**Required action**
Print every record below exactly, minus the pictures.

........

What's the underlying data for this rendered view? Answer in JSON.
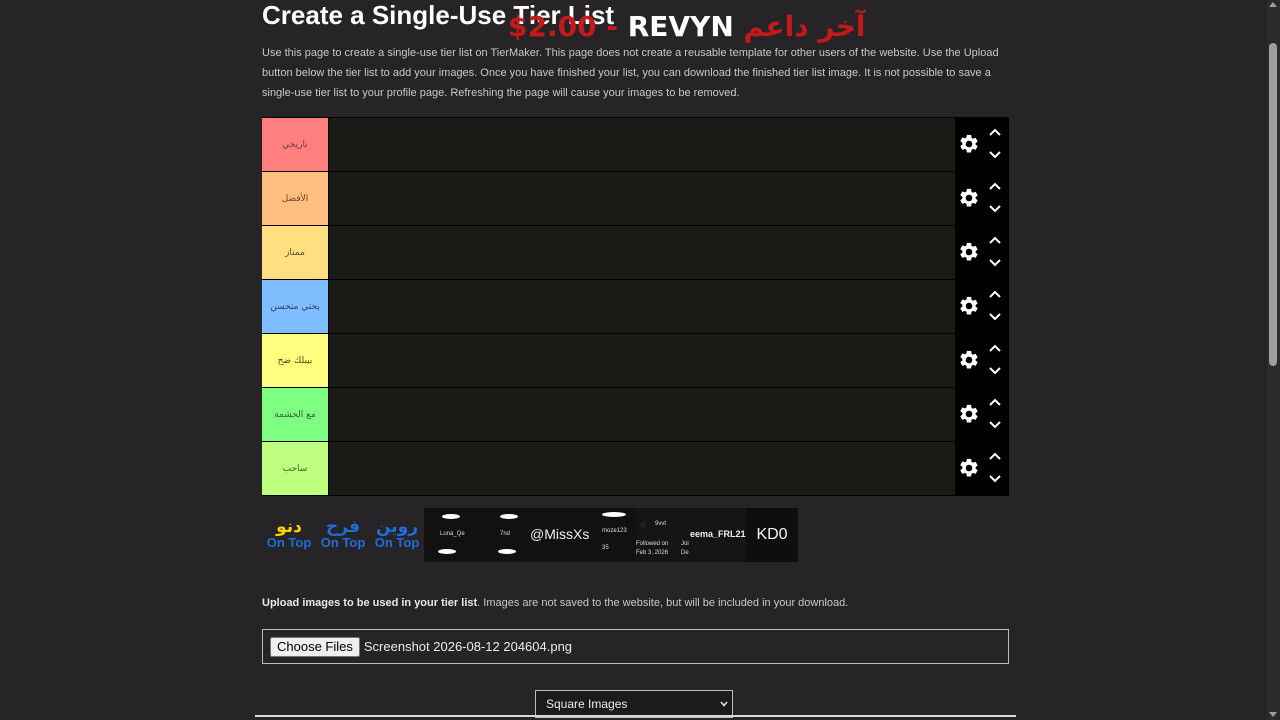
{
  "page": {
    "title": "Create a Single-Use Tier List",
    "overlay": {
      "price": "$2.00 - ",
      "name": "REVYN",
      "arabic": " آخر داعم"
    },
    "description": "Use this page to create a single-use tier list on TierMaker. This page does not create a reusable template for other users of the website. Use the Upload button below the tier list to add your images. Once you have finished your list, you can download the finished tier list image. It is not possible to save a single-use tier list to your profile page. Refreshing the page will cause your images to be removed."
  },
  "tiers": [
    {
      "label": "تاريخي",
      "color": "#ff7f7f",
      "text_color": "#6b3a3a"
    },
    {
      "label": "الأفضل",
      "color": "#ffbf7f",
      "text_color": "#6a4a2a"
    },
    {
      "label": "ممتاز",
      "color": "#ffdf7f",
      "text_color": "#5a5030"
    },
    {
      "label": "يحتي متحسن",
      "color": "#7fbfff",
      "text_color": "#2a3f6a"
    },
    {
      "label": "بيبلك ضح",
      "color": "#ffff7f",
      "text_color": "#4a4a1a"
    },
    {
      "label": "مع الحشمة",
      "color": "#7fff7f",
      "text_color": "#3a5a3a"
    },
    {
      "label": "ساحب",
      "color": "#bfff7f",
      "text_color": "#3f5a2a"
    }
  ],
  "pool": {
    "logos": [
      {
        "arabic": "دنو",
        "arabic_color": "#ffd400",
        "sub": "On Top"
      },
      {
        "arabic": "فرح",
        "arabic_color": "#1f6ed8",
        "sub": "On Top"
      },
      {
        "arabic": "روين",
        "arabic_color": "#1f6ed8",
        "sub": "On Top"
      }
    ],
    "shots": [
      {
        "lines": [
          "Luna_Qe",
          "7nd",
          "moze123",
          "35"
        ]
      },
      {
        "text": "@MissXs"
      },
      {
        "lines": [
          "9vvt",
          "Followed on",
          "Feb 3, 2026",
          "Joi",
          "De"
        ]
      },
      {
        "text": "eema_FRL21"
      },
      {
        "text": "KD0"
      }
    ]
  },
  "upload": {
    "bold": "Upload images to be used in your tier list",
    "rest": ". Images are not saved to the website, but will be included in your download.",
    "button_label": "Choose Files",
    "file_name": "Screenshot 2026-08-12 204604.png"
  },
  "size_select": {
    "selected": "Square Images"
  },
  "icons": {
    "gear": "gear-icon",
    "up": "chevron-up-icon",
    "down": "chevron-down-icon"
  }
}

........

**Task result**
What's the underlying data for this rendered view? Answer in JSON.
{
  "page": {
    "title": "Create a Single-Use Tier List",
    "overlay": {
      "price": "$2.00 - ",
      "name": "REVYN",
      "arabic": " آخر داعم"
    },
    "description": "Use this page to create a single-use tier list on TierMaker. This page does not create a reusable template for other users of the website. Use the Upload button below the tier list to add your images. Once you have finished your list, you can download the finished tier list image. It is not possible to save a single-use tier list to your profile page. Refreshing the page will cause your images to be removed."
  },
  "tiers": [
    {
      "label": "تاريخي",
      "color": "#ff7f7f",
      "text_color": "#6b3a3a"
    },
    {
      "label": "الأفضل",
      "color": "#ffbf7f",
      "text_color": "#6a4a2a"
    },
    {
      "label": "ممتاز",
      "color": "#ffdf7f",
      "text_color": "#5a5030"
    },
    {
      "label": "يحتي متحسن",
      "color": "#7fbfff",
      "text_color": "#2a3f6a"
    },
    {
      "label": "بيبلك ضح",
      "color": "#ffff7f",
      "text_color": "#4a4a1a"
    },
    {
      "label": "مع الحشمة",
      "color": "#7fff7f",
      "text_color": "#3a5a3a"
    },
    {
      "label": "ساحب",
      "color": "#bfff7f",
      "text_color": "#3f5a2a"
    }
  ],
  "pool": {
    "logos": [
      {
        "arabic": "دنو",
        "arabic_color": "#ffd400",
        "sub": "On Top"
      },
      {
        "arabic": "فرح",
        "arabic_color": "#1f6ed8",
        "sub": "On Top"
      },
      {
        "arabic": "روين",
        "arabic_color": "#1f6ed8",
        "sub": "On Top"
      }
    ],
    "shots": [
      {
        "lines": [
          "Luna_Qe",
          "7nd",
          "moze123",
          "35"
        ]
      },
      {
        "text": "@MissXs"
      },
      {
        "lines": [
          "9vvt",
          "Followed on",
          "Feb 3, 2026",
          "Joi",
          "De"
        ]
      },
      {
        "text": "eema_FRL21"
      },
      {
        "text": "KD0"
      }
    ]
  },
  "upload": {
    "bold": "Upload images to be used in your tier list",
    "rest": ". Images are not saved to the website, but will be included in your download.",
    "button_label": "Choose Files",
    "file_name": "Screenshot 2026-08-12 204604.png"
  },
  "size_select": {
    "selected": "Square Images"
  },
  "icons": {
    "gear": "gear-icon",
    "up": "chevron-up-icon",
    "down": "chevron-down-icon"
  }
}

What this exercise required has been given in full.